Set down every entry exactly as it stands, omitting any picture.

[Page and application data records]
▬▬▬▬▬▬
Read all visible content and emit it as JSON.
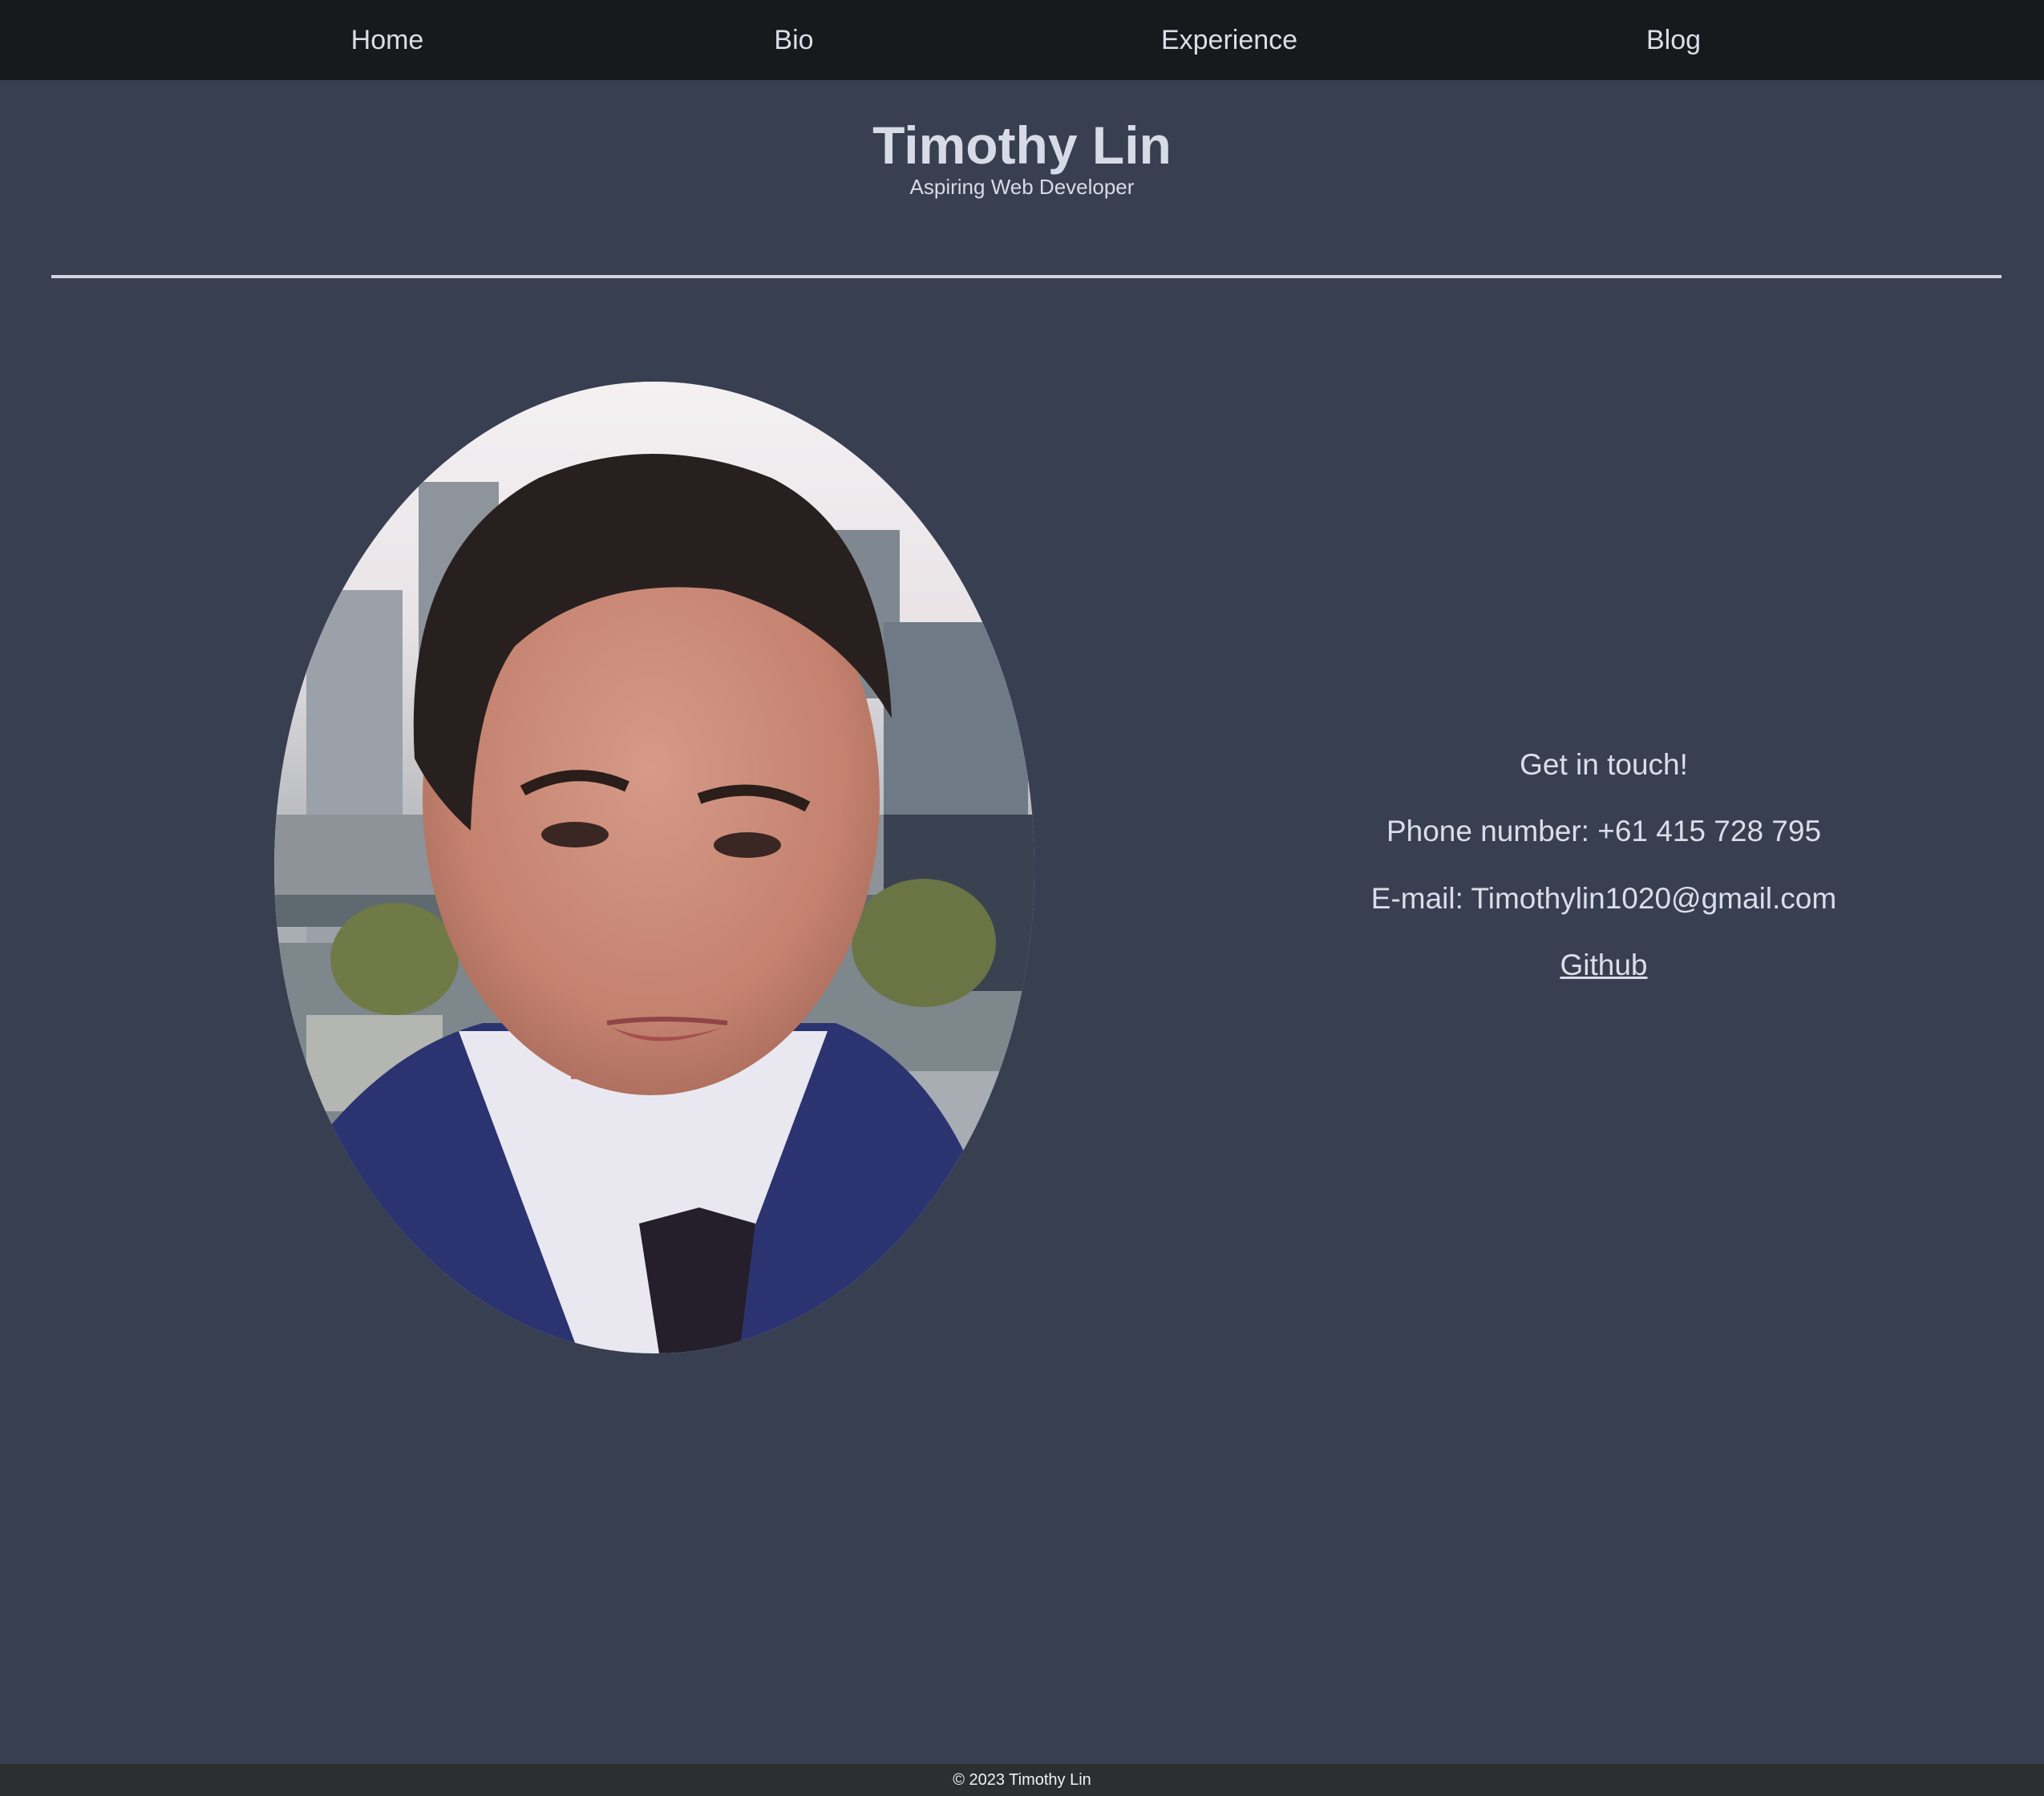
{
  "nav": {
    "items": [
      {
        "label": "Home"
      },
      {
        "label": "Bio"
      },
      {
        "label": "Experience"
      },
      {
        "label": "Blog"
      }
    ]
  },
  "header": {
    "title": "Timothy Lin",
    "subtitle": "Aspiring Web Developer"
  },
  "contact": {
    "heading": "Get in touch!",
    "phone": "Phone number: +61 415 728 795",
    "email": "E-mail: Timothylin1020@gmail.com",
    "github_label": "Github"
  },
  "footer": {
    "copyright": "© 2023 Timothy Lin"
  },
  "colors": {
    "page_background": "#383f51",
    "nav_background": "#18191c",
    "footer_background": "#2d2e2f",
    "text": "#dadee8"
  }
}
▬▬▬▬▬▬
Answer space:
Read all visible content and emit it as JSON.
{
  "nav": {
    "items": [
      {
        "label": "Home"
      },
      {
        "label": "Bio"
      },
      {
        "label": "Experience"
      },
      {
        "label": "Blog"
      }
    ]
  },
  "header": {
    "title": "Timothy Lin",
    "subtitle": "Aspiring Web Developer"
  },
  "contact": {
    "heading": "Get in touch!",
    "phone": "Phone number: +61 415 728 795",
    "email": "E-mail: Timothylin1020@gmail.com",
    "github_label": "Github"
  },
  "footer": {
    "copyright": "© 2023 Timothy Lin"
  },
  "colors": {
    "page_background": "#383f51",
    "nav_background": "#18191c",
    "footer_background": "#2d2e2f",
    "text": "#dadee8"
  }
}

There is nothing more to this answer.